At a virtual Grapevine meeting this week, before the announcements, I dared to suggest that we will need to prepare ourselves for a very different type of festival in the future. I doubt that the big arena style events will be viable or safe. Talk to any Health & Safety Manager and they will tell you that you can conduct the most stringent assessments, mitigate against the most ridiculous scenarios and put up as many signs and instructions as you like – but the minute you add people to the mix anything can happen!

Smaller festivals are more flexible, easier to manage and these I see as the way forward. FolkEast last year proved that it is perfectly possible to get 200 people together safely to enjoy live music. Would the setup they created in their paddock work on a larger scale on the Glemham Estate? I think it could, it would be a different experience, but it could work.

The other reason I think the mega festivals may have had their day, at least for now, is live streaming.

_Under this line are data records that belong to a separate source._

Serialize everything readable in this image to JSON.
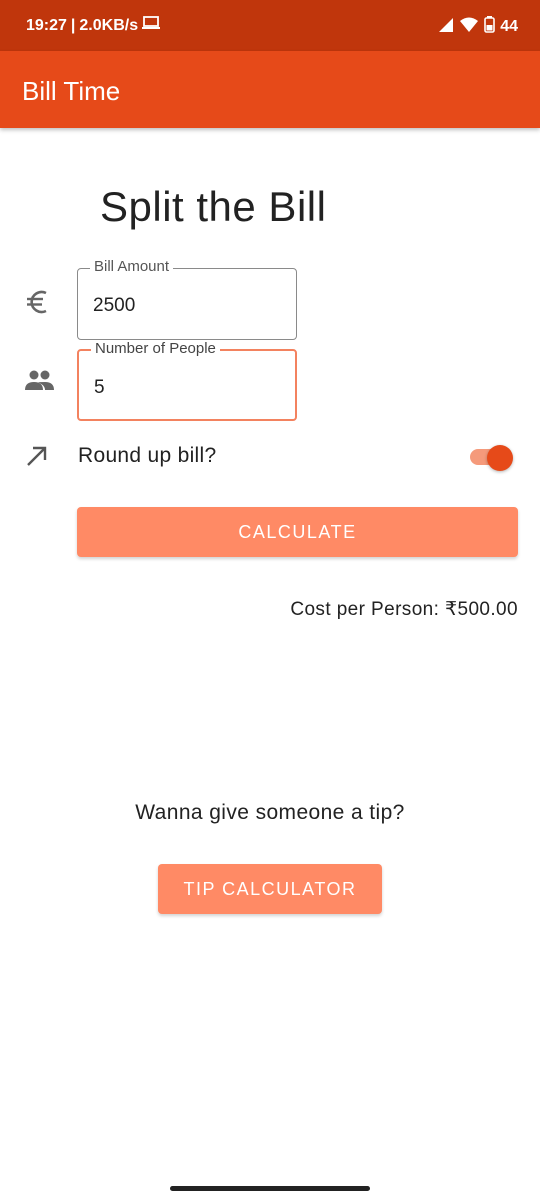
{
  "status_bar": {
    "time": "19:27",
    "separator": "|",
    "network_speed": "2.0KB/s",
    "battery_level": "44"
  },
  "app_bar": {
    "title": "Bill Time"
  },
  "main": {
    "heading": "Split the Bill",
    "bill_amount": {
      "label": "Bill Amount",
      "value": "2500",
      "icon": "euro-icon"
    },
    "people": {
      "label": "Number of People",
      "value": "5",
      "icon": "people-icon"
    },
    "round_up": {
      "label": "Round up bill?",
      "icon": "arrow-up-right-icon",
      "enabled": true
    },
    "calculate_label": "CALCULATE",
    "result_text": "Cost per Person: ₹500.00",
    "tip_question": "Wanna give someone a tip?",
    "tip_button_label": "TIP CALCULATOR"
  },
  "colors": {
    "status_bar": "#c0360c",
    "app_bar": "#e64a19",
    "button": "#ff8a65",
    "active_border": "#f3825f"
  }
}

A year ago, live streaming was far from mainstream, by March everyone was doing it. [Grapevine now has its own Virtual Gig Guide.]

Live streaming became a growing cottage industry with gigs from front rooms, kitchens and even bathrooms (better reverb apparently!). Without doubt some live streams were better technically than others. The industry was watching, the industry was learning. In November last year we got ‘Studio 2054’, Dua Lipa’s livestream gig supporting her second studio album.

It is estimated that the production costs for this live stream were in the region of $1.5 million. Featured guests included Elton John, Kylie Minogue and Miley Cyrus. The stream was seen by an estimated five million people with tickets costing just $10. According to Lipa’s management company co-CEO, Ben Mawson the venture was profitable. More telling was his comment that “Lipa will do another livestream in the future regardless if in-person shows come back first”.

Logistically it is far easier to arrange a live stream – on a very basic level you don’t have to deal with portable toilets, waste disposal and licensing – if live streaming gigs can be made profitable, they will happen.

However, don’t let me put you off buying your 2021 festival tickets. I have no doubt that the smaller, more flexible ones will happen. I suspect, like Maverick, dates will drift towards later in 2021. Our experiences will be different – I like different, without it you never get to experience new things.

Are professionally produced live streams the future?